Most notably via his Clint Eastwood-style “whatever it takes” declaration the best part of two years ago, Draghi has proved to be peerless in the art of verbal intervention. But even for him there is a law of diminishing returns which may require words to be backed up with action before long. 

In the 12 days since he put the euro firmly on the ECB’s agenda, the currency has actually weakened a little and certainly shied away from the $1.40 mark which many in the market see as a first red line for the euro zone’s central bank. That is probably because investors expect action from the ECB  soon and if so, there are good reasons to think they may be wide of the mark.

Five days on, Ukraine accord at risk of unravelling

An international agreement to avert wider conflict in Ukraine, brokered only five days ago, is teetering with pro-Moscow separatist gunmen showing no sign of surrendering government buildings and Kiev and Moscow trading accusations over who was responsible for killings over the weekend.

Washington, which signed last week’s accord in Geneva along with Moscow, Kiev and the European Union, said it would decide “in days” on additional sanctions if Russia does not take steps to implement the agreement. U.S. Vice President Joe Biden is in Kiev where he is expected to announce a package of technical assistance.

So far, markets’ worst fears have not materialized but with thousand of Russian troops massed on the frontier with Ukraine and deadly clashes between Ukrainian forces and pro-Russian separatists, it would not take much to change that.

Good news for Greece?

Unemployment is sky high, national debt is not far short of double the size of an economy which is still shrinking and its ruling coalition has a wafer-thin majority, yet there are glimmers of hope in Greece.

Having finally struck a deal with the EU and IMF to keep bailout loans flowing, Athens is preparing to dip its toe back into the bond market with a five-year bond for up to 2 billion euros.

The government has not said when the syndicated issue might be launched but having mandated banks for the sale the likelihood is sooner rather than later.
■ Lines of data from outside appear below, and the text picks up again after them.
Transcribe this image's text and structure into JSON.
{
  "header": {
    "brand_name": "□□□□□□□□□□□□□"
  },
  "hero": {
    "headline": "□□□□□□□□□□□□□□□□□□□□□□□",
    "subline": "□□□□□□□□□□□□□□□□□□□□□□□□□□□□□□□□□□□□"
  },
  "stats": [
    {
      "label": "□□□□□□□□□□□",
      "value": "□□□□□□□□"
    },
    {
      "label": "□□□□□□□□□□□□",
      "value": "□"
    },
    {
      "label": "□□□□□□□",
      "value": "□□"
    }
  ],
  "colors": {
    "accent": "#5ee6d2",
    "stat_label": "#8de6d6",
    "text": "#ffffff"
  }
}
It’s a remarkably quick return two years after a debt restructuring which was essentially a default.